In a personality driven business, sometimes business wins. We’ve had our ups, and most certainly we’ve our downs… but as I reflect over the time I’ve known him , I can truly appreciate the good share of one-on-ones over the years. While I don’t get to say I work with him anymore, his rousing support and continued encouragement are why I’m writing this today. As I continue my career, I can only hope that it is one as successful as my friend, the guy who gave me many a shot over the years, Chris Scheetz.
Chris taught me the importance of meaning what you say, and following through on a promise made to the audience. He taught me how to earn trust, and how to listen to my heart. Anything I ever tried to do in support of a charity came from his lead... Chris taught me that what we do on the air CAN and DOES MATTER.
Even at our worst, we still managed to find our best in each other. Nothing is ever cut and dry in this world, no matter how much we try and control things. While I’m still not half as good at it as he is, I think I’ve learned a few things from him over the years.
Congratulations on 25 years Chris.
It's no secret that I'm pretty fanatical about WWE. I can't even explain why I still enjoy it as much as I do today... but this may be the answer.
As a fan, I'd like to commend WWE, their Superstars, the crew who made a customized entrance for him, the talent wranglers and production staff that made sure the entire roster was at ringside, and everyone else who was involved in making this special event happen. My condolences to Connor's family, friends, and his now millions of fans around the world.

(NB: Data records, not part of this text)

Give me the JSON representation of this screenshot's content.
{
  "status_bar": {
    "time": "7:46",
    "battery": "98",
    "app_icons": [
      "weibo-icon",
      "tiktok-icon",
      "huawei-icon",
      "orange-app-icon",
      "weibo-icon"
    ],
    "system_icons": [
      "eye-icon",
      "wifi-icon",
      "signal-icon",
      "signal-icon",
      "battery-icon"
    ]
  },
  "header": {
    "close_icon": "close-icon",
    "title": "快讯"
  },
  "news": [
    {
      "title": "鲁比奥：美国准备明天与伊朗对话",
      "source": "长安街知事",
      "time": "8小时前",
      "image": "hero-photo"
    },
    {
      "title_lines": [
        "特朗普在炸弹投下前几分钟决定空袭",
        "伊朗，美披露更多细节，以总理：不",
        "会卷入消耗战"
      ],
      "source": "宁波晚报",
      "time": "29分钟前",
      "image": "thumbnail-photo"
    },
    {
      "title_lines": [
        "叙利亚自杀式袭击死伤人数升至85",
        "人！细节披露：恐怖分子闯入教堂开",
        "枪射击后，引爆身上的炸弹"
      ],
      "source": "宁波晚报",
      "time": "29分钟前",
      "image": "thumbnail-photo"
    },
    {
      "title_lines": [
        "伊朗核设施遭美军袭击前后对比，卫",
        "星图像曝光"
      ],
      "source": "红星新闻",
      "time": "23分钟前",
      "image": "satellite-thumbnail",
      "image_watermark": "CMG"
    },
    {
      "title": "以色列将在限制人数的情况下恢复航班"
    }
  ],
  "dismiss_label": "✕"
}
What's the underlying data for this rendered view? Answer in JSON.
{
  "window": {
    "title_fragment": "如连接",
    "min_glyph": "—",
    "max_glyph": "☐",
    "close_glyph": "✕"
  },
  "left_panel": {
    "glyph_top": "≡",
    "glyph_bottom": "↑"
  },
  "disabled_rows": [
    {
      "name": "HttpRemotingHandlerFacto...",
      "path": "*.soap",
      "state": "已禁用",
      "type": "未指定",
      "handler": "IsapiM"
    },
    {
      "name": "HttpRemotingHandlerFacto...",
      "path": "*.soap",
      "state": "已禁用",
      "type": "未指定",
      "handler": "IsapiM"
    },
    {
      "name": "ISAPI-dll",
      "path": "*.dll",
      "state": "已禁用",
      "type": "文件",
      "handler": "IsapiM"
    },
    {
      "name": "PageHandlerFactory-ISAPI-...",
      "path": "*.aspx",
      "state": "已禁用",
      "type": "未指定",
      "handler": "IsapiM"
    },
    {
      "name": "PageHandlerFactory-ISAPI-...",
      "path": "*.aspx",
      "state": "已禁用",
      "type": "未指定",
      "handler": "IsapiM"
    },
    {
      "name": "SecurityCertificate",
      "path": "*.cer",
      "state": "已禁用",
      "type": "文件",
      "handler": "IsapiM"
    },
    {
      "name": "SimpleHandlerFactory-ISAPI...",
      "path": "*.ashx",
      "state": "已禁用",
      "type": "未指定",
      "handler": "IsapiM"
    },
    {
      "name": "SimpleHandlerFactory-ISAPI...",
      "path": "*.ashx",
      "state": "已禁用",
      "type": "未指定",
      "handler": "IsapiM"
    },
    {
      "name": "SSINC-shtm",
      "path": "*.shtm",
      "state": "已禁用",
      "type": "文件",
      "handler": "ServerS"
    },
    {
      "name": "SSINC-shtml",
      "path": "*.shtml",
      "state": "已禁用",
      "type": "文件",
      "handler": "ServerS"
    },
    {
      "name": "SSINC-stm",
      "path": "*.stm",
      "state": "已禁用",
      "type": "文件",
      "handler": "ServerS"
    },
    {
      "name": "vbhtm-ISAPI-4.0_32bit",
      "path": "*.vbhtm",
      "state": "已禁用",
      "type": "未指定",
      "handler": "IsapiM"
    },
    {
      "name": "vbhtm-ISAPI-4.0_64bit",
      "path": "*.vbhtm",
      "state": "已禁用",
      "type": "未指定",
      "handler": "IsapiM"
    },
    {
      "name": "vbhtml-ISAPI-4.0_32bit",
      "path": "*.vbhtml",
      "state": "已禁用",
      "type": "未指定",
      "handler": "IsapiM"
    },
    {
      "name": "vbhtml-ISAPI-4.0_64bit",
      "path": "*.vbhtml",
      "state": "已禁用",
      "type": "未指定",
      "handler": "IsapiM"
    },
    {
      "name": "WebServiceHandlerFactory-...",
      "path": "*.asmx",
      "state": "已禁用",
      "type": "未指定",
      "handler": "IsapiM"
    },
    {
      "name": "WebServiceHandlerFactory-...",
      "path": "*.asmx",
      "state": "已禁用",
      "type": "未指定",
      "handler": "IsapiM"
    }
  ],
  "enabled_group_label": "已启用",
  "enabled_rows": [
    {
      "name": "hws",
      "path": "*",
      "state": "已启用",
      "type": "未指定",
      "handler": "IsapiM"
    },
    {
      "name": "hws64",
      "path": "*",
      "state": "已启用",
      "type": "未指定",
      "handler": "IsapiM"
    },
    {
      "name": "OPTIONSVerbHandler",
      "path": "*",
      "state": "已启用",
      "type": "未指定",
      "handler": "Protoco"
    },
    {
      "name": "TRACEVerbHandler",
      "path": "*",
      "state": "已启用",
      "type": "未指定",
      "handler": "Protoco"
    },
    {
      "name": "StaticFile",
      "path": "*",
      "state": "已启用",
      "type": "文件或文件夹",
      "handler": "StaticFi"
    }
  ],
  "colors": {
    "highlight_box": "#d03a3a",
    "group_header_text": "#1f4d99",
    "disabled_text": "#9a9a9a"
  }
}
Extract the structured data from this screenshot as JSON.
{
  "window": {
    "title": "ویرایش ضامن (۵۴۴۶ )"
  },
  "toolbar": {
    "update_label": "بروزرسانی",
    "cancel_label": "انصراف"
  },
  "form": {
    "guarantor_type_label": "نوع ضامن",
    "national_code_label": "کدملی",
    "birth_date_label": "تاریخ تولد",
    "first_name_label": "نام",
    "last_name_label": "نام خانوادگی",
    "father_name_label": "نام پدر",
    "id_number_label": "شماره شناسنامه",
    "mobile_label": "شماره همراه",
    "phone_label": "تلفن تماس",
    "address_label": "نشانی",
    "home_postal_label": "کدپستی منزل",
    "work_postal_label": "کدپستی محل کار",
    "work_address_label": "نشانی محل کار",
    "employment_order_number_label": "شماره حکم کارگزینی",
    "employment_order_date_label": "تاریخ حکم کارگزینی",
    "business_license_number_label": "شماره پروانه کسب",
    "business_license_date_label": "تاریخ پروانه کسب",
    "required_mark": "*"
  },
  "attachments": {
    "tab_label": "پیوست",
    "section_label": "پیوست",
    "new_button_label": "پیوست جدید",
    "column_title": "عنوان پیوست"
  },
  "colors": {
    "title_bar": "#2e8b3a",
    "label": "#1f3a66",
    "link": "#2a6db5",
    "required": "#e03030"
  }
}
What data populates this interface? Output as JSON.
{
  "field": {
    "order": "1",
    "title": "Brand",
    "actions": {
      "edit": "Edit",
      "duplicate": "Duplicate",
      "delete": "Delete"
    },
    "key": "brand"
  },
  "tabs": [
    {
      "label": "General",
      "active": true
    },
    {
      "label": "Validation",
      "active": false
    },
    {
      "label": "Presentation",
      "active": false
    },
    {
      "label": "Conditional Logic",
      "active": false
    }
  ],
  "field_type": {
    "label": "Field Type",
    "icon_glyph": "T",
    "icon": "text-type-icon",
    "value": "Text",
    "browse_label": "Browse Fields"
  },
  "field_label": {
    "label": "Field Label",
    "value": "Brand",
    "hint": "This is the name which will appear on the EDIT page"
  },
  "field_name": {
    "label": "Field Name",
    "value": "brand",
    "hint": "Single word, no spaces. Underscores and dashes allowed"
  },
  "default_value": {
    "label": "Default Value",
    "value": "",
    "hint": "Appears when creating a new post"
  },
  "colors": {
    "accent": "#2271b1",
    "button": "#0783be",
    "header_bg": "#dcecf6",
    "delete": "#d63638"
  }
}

In 7 short years, you brought more happiness to this world than anyone could ever imagine.
Great job girls and guys... Long Live The Crusher!!!